Meanwhile on the other side of Europe, Moldova is pulling the proposal in a very different direction. Theirs is a project-based notion of the EPC, based on a strong sense that, even if the EU has rhetorically committed to enlargement, in practice the goalposts are moving. The EU is deepening its norms, introducing new taxes, and investing in its own green and digital transformations. Accession hopefuls need infrastructure projects, just so as to keep them within touching distance of the EU. They also hope the EPC will be a technical forum for the EU to learn from, rather than merely lecture, its neighbors—on decentralization, digitalization, and defense.
“The Center of Europe Is Moving Eastward”
The good news: The EPC, despite its sneaky French beginnings, is fumbling its way toward plugging a major European geopolitical vacuum. The bad news: These developments have skirted around the original split inside the EU between France and Poland, meaning the EU cannot provide a cohesive and inclusive political core for the wider European periphery. The other good news: France has not succeeded in locking in its interests, and Germany still has a chance to broker a deal between its two neighbors. The other bad news: to do that, Germany must get over itself. It must recognize that Poland, not France, and not Germany, is in the ascendancy.
Since the election of the Law and Justice (PiS) government in 2015, Germany has tended to write off Poland as euroskeptic and xenophobic. But Poland is now out fighting for European democracy and opening doors to refugees, and this rather eclipses Germany’s “refugee solidarity mechanisms” and “rule of law conditionality.” Germans know this in their hearts. But in their minds, they expect that Poland will soon cast aside the moral high ground, and the cozy status quo can return. Poles always shoot themselves in the foot, with their desire to spite the Germans (viz. their quixotic demands for German war reparations and tendency to align with the fringe UK).
The old EU status quo is, however, unsustainable. The status quo locks in German advantages and interests. Germany can no longer claim Franco-German ownership for its development and write off other attempts at reforming it as an attack on the natural order of things. Poland, already during the eurozone crisis, saw that it needed to move from passive EU policy-taker to active policy-maker, and presented its economic reform ideas.
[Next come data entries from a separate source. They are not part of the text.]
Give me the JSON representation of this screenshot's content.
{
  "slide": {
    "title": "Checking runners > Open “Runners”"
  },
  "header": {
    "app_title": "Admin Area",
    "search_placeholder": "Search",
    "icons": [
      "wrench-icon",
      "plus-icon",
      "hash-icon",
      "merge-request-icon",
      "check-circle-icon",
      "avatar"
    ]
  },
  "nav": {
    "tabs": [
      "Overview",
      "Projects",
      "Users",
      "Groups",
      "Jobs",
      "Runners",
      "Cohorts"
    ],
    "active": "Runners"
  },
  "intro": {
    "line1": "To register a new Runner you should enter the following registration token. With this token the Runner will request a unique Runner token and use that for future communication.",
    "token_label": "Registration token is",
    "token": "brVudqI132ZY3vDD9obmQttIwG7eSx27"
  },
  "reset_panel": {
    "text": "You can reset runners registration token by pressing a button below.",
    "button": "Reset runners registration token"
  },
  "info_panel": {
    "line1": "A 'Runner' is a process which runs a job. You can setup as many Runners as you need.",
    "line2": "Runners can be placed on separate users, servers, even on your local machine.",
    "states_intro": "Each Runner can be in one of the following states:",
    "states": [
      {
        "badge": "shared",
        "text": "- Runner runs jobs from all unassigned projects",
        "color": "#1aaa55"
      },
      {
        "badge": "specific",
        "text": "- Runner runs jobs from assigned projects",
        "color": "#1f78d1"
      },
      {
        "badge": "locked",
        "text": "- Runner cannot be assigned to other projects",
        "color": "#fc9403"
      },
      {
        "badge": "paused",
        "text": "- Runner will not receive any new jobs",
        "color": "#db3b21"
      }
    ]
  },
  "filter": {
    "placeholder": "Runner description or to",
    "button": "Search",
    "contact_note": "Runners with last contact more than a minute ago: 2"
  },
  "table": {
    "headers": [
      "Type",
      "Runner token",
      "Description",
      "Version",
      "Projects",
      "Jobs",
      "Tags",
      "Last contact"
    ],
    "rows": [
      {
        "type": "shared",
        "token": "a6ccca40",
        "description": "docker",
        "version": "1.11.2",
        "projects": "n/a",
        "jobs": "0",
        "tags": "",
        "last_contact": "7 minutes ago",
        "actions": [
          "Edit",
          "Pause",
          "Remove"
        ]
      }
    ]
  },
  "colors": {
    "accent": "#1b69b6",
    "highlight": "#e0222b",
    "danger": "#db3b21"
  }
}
It was told to sit quietly by France and Germany; likewise its proposals for an EU energy union in 2014. By the 2015 Schengen crisis Poland played a spoiler role, happy simply to block France and Germany’s excesses.
Germany must therefore acknowledge that it bears some responsibility for Poland’s political souring, and that Poland’s euroskepticism—like Italy’s—comes not from a rejection of the EU but a strong sense of belonging and ownership that has been rebuffed by France and Germany. It must see, too, that the debate about “EU deepening” is about much more than veto rules in the European Council. Rather, it is a desire for change and a fear of domination. Poland would likely be more constructive about “deepening” if it felt it had a fair chance to influence it. Making concessions to Poland would have been unthinkable until recently, but there is a window now.
Roderick Parkes is Research Director at the German Council on Foreign Relations (DGAP) and head of its Alfred von Oppenheim Center for European Policy Studies.